Last summer when Black Lives Matter marches were taking place all over the country, the residents of our retirement community were upset. Most of them had been marching for good causes all their lives, but we were in lock-down due to the pandemic and discouraged from mingling in crowds. So they made a big banner to be carried in the march by two younger masked local clergy; residents signed their names on it in lieu of being there themselves.
Of course, there have always been reasons why some of us can’t participate in a big demonstration: disabilities, lack of energy due to age or illness, concern about counter-demonstrations and the police, etc.
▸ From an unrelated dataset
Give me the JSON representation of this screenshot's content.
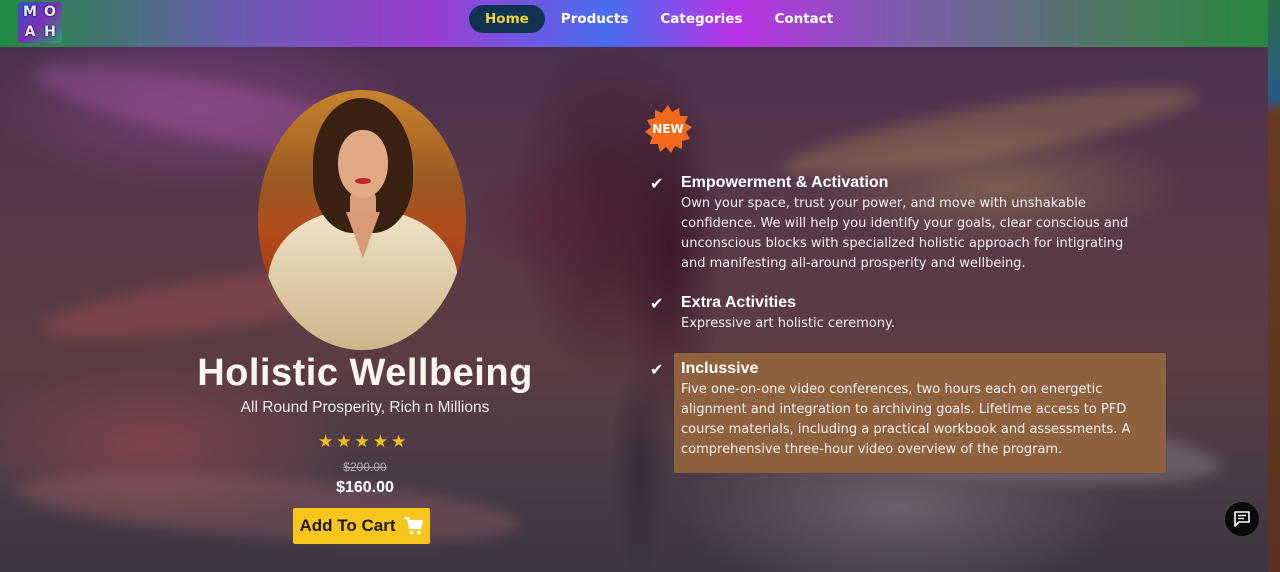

Now the pandemic has further limited engagement.
That’s why I’m glad there is more than one way to be an activist, to express our positions and advocate for social justice. Maggie Kuhn, founder of the Grey Panthers, identified five kinds of activists:
1. mentors, who teach the young;
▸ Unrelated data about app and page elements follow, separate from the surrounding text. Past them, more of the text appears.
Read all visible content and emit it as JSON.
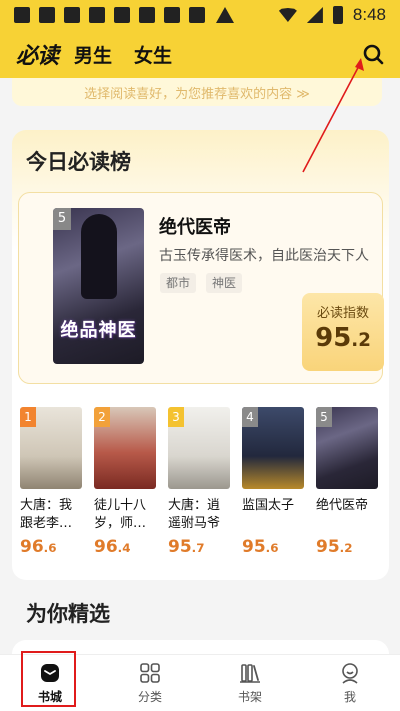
{
  "status_bar": {
    "time": "8:48"
  },
  "header": {
    "logo": "必读",
    "tabs": [
      "男生",
      "女生"
    ]
  },
  "preference": {
    "text": "选择阅读喜好，为您推荐喜欢的内容 ≫"
  },
  "ranking": {
    "title": "今日必读榜",
    "featured": {
      "rank": "5",
      "cover_art": "绝品神医",
      "title": "绝代医帝",
      "description": "古玉传承得医术，自此医治天下人",
      "tags": [
        "都市",
        "神医"
      ],
      "index_label": "必读指数",
      "index_value": "95.2"
    },
    "books": [
      {
        "rank": "1",
        "title": "大唐：我跟老李…",
        "score": "96.6",
        "rank_color": "#f2842f"
      },
      {
        "rank": "2",
        "title": "徒儿十八岁，师…",
        "score": "96.4",
        "rank_color": "#f2a13a"
      },
      {
        "rank": "3",
        "title": "大唐：逍遥驸马爷",
        "score": "95.7",
        "rank_color": "#f4c230"
      },
      {
        "rank": "4",
        "title": "监国太子",
        "score": "95.6",
        "rank_color": "#8a8a8a"
      },
      {
        "rank": "5",
        "title": "绝代医帝",
        "score": "95.2",
        "rank_color": "#8a8a8a"
      }
    ]
  },
  "section": {
    "title": "为你精选"
  },
  "bottom_nav": [
    {
      "label": "书城",
      "icon": "bookstore-icon",
      "active": true
    },
    {
      "label": "分类",
      "icon": "category-icon",
      "active": false
    },
    {
      "label": "书架",
      "icon": "bookshelf-icon",
      "active": false
    },
    {
      "label": "我",
      "icon": "profile-icon",
      "active": false
    }
  ],
  "colors": {
    "brand_yellow": "#f7d235",
    "score_orange": "#e07b2a",
    "annotation_red": "#e01b1b"
  }
}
2. mediators, who resolve civil, racial, and intergenerational conflict;
3. monitors, who serve as public watchdogs on city hall and Congress;
4. mobilizers, who advocate and organize for social change;
5. motivators, who encourage people away from self-interest toward the public good
At a Sage-ing International Conference some years ago, the leaders of an elder activism workshop explained these roles and asked the participants to gather in groups under the “m” that matched what they could do.
At first, I thought I should go with the “monitors” because at Spirituality & Practice we review so many books and cite so many articles by spiritual teachers and writers who are keeping track of what public officials are doing. But I eventually joined the “motivators” because I think by encouraging people to do spiritual practices, I am steering them away from the desires of their small selves to the benefit of the public good.
What kind of activist are you? Which role fits the kinds of things you have done in the past? that you are able to do now? that you would like to do in the future?